Wolf or dog?
Updated: May 8
Here in the southern Balkans we share our mountains and forests with the grey wolf. Their populations are small and it's rare to see them, even for the shepherds who are out on the mountains in all weathers and seasons.
And because these same mountains are also grazed by sheep, goats and cows, there are far more dogs here than wolves. And these big sheepdogs have similar sized feet. So it's a real skill to tell the difference between the prints and faeces of wolf compared to dog. There are a few points to keep in mind though, so that you can make an educated guess!
On a walk last week we came across some interesting poo ('interesting' is subjective here!), which we placed a glove next to, to get an idea of the size.
It's not huge, but it's bigger than that of a fox. Looking at it closer below, we can see it is made up of many hairs and some small bones.
The hairs are good signs that it is wolf, as most dogs are fed dog food. However, it's not a guarantee, as the sheepdogs may also eat a dead animal that they find in the wild.
Another indicator is the smell. Dog faeces smells really bad, whereas wolf is quite mild. We had a good smell of this sample and it wasn't too bad at all. (Note: for obvious hygiene reasons, you should never touch poo with your hands; we opened it with a stick. And don't get so close when trying to smell it.)
The next thing to do is look for footprints. Sure enough, a metre away was a line of prints.
Wolf or dog? It's really difficult to say because they're not very fresh or clear. The key distinction is how they walk. A wolf wastes very little energy and their tracks are nearly always in a straight line. Have a look at the diagrams below (they are exaggerated to make a point. Wolves won't be completely straight, and dogs won't look so drunk).

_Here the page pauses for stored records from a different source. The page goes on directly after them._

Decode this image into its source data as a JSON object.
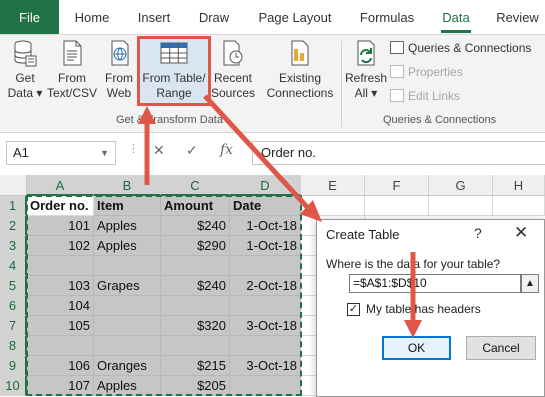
{
  "tabs": [
    {
      "label": "File"
    },
    {
      "label": "Home"
    },
    {
      "label": "Insert"
    },
    {
      "label": "Draw"
    },
    {
      "label": "Page Layout"
    },
    {
      "label": "Formulas"
    },
    {
      "label": "Data",
      "active": true
    },
    {
      "label": "Review"
    }
  ],
  "ribbon": {
    "get_data": {
      "line1": "Get",
      "line2": "Data ▾",
      "icon": "database-icon"
    },
    "from_text_csv": {
      "line1": "From",
      "line2": "Text/CSV",
      "icon": "text-file-icon"
    },
    "from_web": {
      "line1": "From",
      "line2": "Web",
      "icon": "globe-icon"
    },
    "from_table_range": {
      "line1": "From Table/",
      "line2": "Range",
      "icon": "table-icon"
    },
    "recent_sources": {
      "line1": "Recent",
      "line2": "Sources",
      "icon": "clock-file-icon"
    },
    "existing_connections": {
      "line1": "Existing",
      "line2": "Connections",
      "icon": "connections-file-icon"
    },
    "refresh_all": {
      "line1": "Refresh",
      "line2": "All ▾",
      "icon": "refresh-icon"
    },
    "queries_connections": {
      "label": "Queries & Connections"
    },
    "properties": {
      "label": "Properties"
    },
    "edit_links": {
      "label": "Edit Links"
    },
    "group_get_transform": "Get & Transform Data",
    "group_queries": "Queries & Connections"
  },
  "formula_bar": {
    "name_box": "A1",
    "cancel_symbol": "✕",
    "enter_symbol": "✓",
    "fx_symbol": "fx",
    "value": "Order no."
  },
  "sheet": {
    "columns": [
      "A",
      "B",
      "C",
      "D",
      "E",
      "F",
      "G",
      "H"
    ],
    "rows": [
      "1",
      "2",
      "3",
      "4",
      "5",
      "6",
      "7",
      "8",
      "9",
      "10"
    ],
    "cells": [
      [
        "Order no.",
        "Item",
        "Amount",
        "Date"
      ],
      [
        "101",
        "Apples",
        "$240",
        "1-Oct-18"
      ],
      [
        "102",
        "Apples",
        "$290",
        "1-Oct-18"
      ],
      [
        "",
        "",
        "",
        ""
      ],
      [
        "103",
        "Grapes",
        "$240",
        "2-Oct-18"
      ],
      [
        "104",
        "",
        "",
        ""
      ],
      [
        "105",
        "",
        "$320",
        "3-Oct-18"
      ],
      [
        "",
        "",
        "",
        ""
      ],
      [
        "106",
        "Oranges",
        "$215",
        "3-Oct-18"
      ],
      [
        "107",
        "Apples",
        "$205",
        ""
      ]
    ]
  },
  "dialog": {
    "title": "Create Table",
    "help": "?",
    "close": "✕",
    "question": "Where is the data for your table?",
    "range": "=$A$1:$D$10",
    "has_headers_label": "My table has headers",
    "has_headers_checked": true,
    "ok_label": "OK",
    "cancel_label": "Cancel"
  },
  "colors": {
    "accent": "#217346",
    "highlight": "#e0574a",
    "selection": "#c6c6c6",
    "ok_border": "#0078d7"
  }
}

Dogs are domesticated and feel safe when travelling in the day or night. They're not in a rush and will move from left to right, back and forwards, smelling the path.
We followed these tracks for 200m and they never once moved to the side to smell something.
Further, wolf paws have only a small offset between the front and back paws, so look for a narrow trail with basically in-line footprints. Whereas a dog's rear foot rarely falls within the print of the front foot.
As we continued our walk we stumbled on some more tracks, although they were over a kilometre away on a different road.
What do you think? Wolf or dog?
Another thing to keep in mind is how the pads splay. The external pads and nails of a wolf paw print tend to pointing forward, whereas in a dog they tend to splay more and point outwards. This isn't 100% as all animals pads splay more as they run.
The other big factor is location. If you are very close to villages then there's a good chance that it's domestic dogs that belong to a shepherd or are stray. If you see lots of sheep and goat tracks, then possibly you are near a grazing site and again, you should consider whether it's more likely to be a dog. Alternatively, if you're in the high mountains during snow, the livestock are down near the villages in their stables, so it's unlikely to have sheepdogs. But are you in a place where people hunt with dogs? With the two photos above, we were very, very close to the village and a grazing area, which makes it much more likely that these are dog... but they were in a very straight line, all along the road. And the front and back prints landed inside each other.
As for the poo and prints that we found, we are pretty certain that it was a wolf as we actually have a camera about 50m away, which has recorded two wolves passing by a few times in the last month.
But it's always good to examine each sign independently. After all, there's no reason why dogs aren't walking near the camera too.